Now you’re facing the probability that you will be going back to the office and dealing more directly with the problems that may have been put on pause. Meanwhile, many other problems have cropped up over this past year of rapid change. You may have more new people who you’ve only met through a videoconference screen and online message boards. The familiar difficult people may now be more challenging because of how stressed they are. People who were once reliable collaborators may be off their game. Every team may be functioning poorly because of the overall level of exhaustion.
So why not start with a blank slate? Invite your team to take this opportunity to listen – really listen – to each other.
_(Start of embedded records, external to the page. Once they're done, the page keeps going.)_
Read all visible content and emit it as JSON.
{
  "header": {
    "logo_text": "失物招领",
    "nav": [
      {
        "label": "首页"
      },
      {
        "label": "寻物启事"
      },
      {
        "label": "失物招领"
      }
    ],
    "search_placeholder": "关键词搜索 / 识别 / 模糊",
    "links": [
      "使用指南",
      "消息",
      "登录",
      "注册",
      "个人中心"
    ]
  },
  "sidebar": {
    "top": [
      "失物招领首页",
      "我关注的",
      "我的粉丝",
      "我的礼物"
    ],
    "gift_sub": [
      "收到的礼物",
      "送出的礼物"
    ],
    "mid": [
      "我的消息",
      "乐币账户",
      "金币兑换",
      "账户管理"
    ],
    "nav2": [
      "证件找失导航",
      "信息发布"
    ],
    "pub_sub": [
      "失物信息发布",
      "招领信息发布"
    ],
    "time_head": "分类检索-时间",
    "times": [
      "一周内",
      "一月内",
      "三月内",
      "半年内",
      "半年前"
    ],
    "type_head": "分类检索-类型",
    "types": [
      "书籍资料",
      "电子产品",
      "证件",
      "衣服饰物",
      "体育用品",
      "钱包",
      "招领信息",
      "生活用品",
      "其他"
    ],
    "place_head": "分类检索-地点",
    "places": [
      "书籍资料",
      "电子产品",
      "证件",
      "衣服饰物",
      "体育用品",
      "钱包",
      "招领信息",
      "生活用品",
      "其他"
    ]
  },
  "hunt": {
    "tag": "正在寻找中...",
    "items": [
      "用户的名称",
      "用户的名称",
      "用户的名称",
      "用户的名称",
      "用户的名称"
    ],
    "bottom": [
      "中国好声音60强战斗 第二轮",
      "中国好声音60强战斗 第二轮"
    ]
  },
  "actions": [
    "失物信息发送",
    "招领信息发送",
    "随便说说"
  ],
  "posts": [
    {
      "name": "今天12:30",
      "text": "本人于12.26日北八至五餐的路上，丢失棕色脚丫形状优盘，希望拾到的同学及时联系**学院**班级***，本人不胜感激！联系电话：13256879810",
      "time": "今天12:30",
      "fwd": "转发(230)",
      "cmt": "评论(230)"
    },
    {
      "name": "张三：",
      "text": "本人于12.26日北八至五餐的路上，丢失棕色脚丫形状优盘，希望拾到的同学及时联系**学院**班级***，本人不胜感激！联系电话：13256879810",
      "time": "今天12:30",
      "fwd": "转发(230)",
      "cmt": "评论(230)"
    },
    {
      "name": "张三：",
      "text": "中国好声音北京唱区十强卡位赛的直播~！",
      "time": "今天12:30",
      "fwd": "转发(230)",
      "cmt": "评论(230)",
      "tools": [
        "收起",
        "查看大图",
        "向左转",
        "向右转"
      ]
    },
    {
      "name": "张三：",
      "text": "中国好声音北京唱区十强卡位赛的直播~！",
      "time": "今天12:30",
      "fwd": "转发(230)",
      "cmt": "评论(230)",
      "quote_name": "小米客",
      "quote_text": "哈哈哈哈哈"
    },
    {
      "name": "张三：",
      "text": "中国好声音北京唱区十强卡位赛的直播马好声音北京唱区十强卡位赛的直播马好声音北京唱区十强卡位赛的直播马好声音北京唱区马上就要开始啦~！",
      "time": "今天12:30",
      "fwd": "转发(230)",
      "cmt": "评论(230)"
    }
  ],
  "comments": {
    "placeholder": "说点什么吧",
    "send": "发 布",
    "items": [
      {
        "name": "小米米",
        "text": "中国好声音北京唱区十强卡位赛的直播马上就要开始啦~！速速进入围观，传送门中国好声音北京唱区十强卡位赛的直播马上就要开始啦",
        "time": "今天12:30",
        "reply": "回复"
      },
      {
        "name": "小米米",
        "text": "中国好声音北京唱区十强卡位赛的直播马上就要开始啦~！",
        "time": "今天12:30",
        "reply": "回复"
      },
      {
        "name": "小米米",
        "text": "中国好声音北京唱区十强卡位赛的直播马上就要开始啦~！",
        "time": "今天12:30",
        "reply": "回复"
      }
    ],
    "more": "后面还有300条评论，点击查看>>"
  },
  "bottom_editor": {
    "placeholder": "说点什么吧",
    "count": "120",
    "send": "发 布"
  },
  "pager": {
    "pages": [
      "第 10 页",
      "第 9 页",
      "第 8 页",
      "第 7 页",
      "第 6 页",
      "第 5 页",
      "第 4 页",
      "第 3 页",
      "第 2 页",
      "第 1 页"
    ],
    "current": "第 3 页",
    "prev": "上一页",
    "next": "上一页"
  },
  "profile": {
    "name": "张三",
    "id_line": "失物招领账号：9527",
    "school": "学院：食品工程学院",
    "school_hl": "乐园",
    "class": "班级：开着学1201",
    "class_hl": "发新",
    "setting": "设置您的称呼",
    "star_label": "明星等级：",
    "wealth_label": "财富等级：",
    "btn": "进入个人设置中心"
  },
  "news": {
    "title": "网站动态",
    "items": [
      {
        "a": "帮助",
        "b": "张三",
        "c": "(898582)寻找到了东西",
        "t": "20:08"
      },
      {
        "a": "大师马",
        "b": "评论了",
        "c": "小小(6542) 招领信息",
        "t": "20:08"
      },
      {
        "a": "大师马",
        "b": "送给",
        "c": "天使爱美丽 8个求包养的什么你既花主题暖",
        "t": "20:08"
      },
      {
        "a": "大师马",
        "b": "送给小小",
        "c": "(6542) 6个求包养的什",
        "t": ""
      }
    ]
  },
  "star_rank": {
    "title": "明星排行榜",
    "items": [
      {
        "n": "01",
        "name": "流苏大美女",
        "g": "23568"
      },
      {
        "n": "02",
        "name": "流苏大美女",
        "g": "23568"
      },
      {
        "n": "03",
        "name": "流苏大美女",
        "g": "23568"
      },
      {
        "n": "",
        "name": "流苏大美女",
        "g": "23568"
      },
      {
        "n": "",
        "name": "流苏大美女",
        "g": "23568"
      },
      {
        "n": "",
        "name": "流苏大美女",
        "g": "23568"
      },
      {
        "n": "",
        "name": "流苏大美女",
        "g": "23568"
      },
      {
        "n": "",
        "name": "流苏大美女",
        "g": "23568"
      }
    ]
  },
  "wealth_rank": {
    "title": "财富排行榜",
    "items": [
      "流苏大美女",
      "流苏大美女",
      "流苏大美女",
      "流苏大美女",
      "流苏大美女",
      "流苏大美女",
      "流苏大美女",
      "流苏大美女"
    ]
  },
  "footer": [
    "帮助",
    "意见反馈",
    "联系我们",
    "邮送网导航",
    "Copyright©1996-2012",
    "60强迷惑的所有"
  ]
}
Here’s a simple activity you can start any meeting or team retreat with:
- Ask people to pair up.
- Invite each person in the pair to share about their greatest learning, challenge and/or success from the past year for a specified amount of time. (1-5 minutes)
- While your partner is sharing you may ONLY listen – no questions, comments.
- Switch the partner who is listening/talking after the first round.
- Repeat with different partners as time allows.
Invite reflection from the larger group to reflect:
What did you learn from this experience?
What is it like to listen?
To be listened to?
What did you learn about your co-worker that’s new to you?
What did you learn about yourself?
How might knowing the people around you better impact the ways we work at a team?
Watch more about these listening techniques on my recent Mindful Monday video:
The goal in using listening techniques isn’t necessarily for each pairing to become best friends, but it is to forge empathy for each other. The goal is to create a level playing field where all can be truly heard. The goal is to form a team of listeners, which will help move the work forward, even when there is disagreement or conflict.
Give it a try, and observe how your new team forms and flourishes.
Go Deeper: I would be delighted to facilitate a “Return to the Office” team-building event and/or listening session with a special blend of organizational psychology, mindfulness practices and leadership development. I can also help managers, executives and owners get the self-care they need in order to do the heavy lifting of change. Schedule a free consultation to learn more.
About Nicole: Nicole Havelka has honed her mindful leadership skills as a change agent in every organization and team of which she’s been part. She is a reverend and a Registered Yoga Teacher at the 500-hour level with specialties in many forms of meditation, including iRest Yoga Nidra, restorative yoga, yoga for youth, and trauma-sensitive yoga. She is the owner and lead consultant at Nicole Havelka Consulting.